As neuroscientists have shown in recent years, the very best leadership skills are rooted in how people think, in how our brains are constructed and how they operate. Our brains are designed to work in specific ways, in specific conditions, with specific requirements. When those conditions are met, smart and talented people flourish. They win.
On the other hand, when those conditions are not met, they flounder and do not perform up to their potential. It turns out that it really is all in your head—that is, your brain. It will not work well when leaders are doing things that inhibit brain functioning, or are leading teams and organizations in ways that literally make it impossible for people’s brains to work to their full potential.
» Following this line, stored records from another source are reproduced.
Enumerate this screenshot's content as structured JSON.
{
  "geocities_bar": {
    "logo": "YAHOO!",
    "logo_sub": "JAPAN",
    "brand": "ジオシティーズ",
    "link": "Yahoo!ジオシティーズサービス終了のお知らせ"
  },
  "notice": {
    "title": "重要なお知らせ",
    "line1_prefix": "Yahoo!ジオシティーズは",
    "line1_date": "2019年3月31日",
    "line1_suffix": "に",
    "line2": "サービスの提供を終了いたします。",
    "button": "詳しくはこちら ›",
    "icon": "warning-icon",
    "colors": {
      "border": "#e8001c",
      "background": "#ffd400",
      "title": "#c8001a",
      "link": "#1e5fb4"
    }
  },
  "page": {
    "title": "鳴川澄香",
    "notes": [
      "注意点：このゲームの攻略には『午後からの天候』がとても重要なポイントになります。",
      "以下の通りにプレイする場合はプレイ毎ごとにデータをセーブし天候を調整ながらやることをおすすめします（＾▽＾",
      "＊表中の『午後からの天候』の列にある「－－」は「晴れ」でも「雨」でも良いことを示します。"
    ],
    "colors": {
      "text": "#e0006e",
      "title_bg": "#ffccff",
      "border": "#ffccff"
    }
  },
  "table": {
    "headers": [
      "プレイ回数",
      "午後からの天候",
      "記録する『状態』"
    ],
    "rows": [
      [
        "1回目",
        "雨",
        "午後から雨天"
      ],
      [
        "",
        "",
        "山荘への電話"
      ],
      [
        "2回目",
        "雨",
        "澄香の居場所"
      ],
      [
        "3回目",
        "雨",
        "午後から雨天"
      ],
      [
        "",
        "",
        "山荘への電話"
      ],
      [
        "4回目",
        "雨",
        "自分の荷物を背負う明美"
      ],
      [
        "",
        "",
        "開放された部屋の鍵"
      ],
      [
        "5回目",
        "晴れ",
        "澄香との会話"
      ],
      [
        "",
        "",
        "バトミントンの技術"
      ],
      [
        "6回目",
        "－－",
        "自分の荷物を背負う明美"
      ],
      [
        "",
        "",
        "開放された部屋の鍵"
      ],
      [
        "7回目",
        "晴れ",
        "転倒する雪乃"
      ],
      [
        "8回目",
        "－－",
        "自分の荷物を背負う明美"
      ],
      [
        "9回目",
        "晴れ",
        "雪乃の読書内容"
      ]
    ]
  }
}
Let's take a look at how and why we need focused attention, positivity, unity, control and other factors in order to excel.
The work of leaders is always twofold: to make sure positive conditions exist, and to rid organizations of the negative elements that stand in the way of high performance. Just think of what is possible if the right conditions exist: innovation, creativity, problem-solving, goal orientation, planning and organizing, initiation and perseverance, adaptation, self-regulation and more. Think of what all that can bring to your bottom line if you tap into it.
As we look at how the boundaries a leader sets bring clarity, you will learn techniques and practices that will fill in some gaps, giving you clear leadership action steps to take. You will learn how to turn the tide that already exists. You will learn how to deal with the root causes of dysfunction and how to create immunity against these infectious agents. In doing so, you will also find new opportunities to grow and develop your leadership capacity while shining a light on some of the blind spots that may be preventing you from becoming a better version of yourself.
Sometimes the smartest and most talented leaders are very, very close to significant success, if they can get their “people issues” sorted out. I have seen them go from stuck and frustrated to focused and determined. And I have seen really great ones get even better. That’s my wish for you: to help you figure out where strong boundaries could make things better, creating more results for you and for your mission. In my book, I share some of the mistakes I’ve seen highly talented leaders make.
But I also share examples I’ve seen when working with great leaders—leaders who understand what it means to be “ridiculously in charge” and who embrace that role and the power that comes with it; leaders who understand that boundaries can extend the possibilities for greatness across an entire organization, opening up the door of possibility to all.
I have seen these boundaries work in great organizations, from global companies with billions and billions in revenue to smaller private companies. The principles are universal. Whatever you lead, you can make it thrive. You are ridiculously in charge.
The preceding is an excerpt from Dr. Henry Cloud’s book, Boundaries for Leaders. Dr. Cloud is a clinical psychologist with an extensive background in both the clinical and professional consulting world. The excerpt is courtesy of HarperCollins Publishers.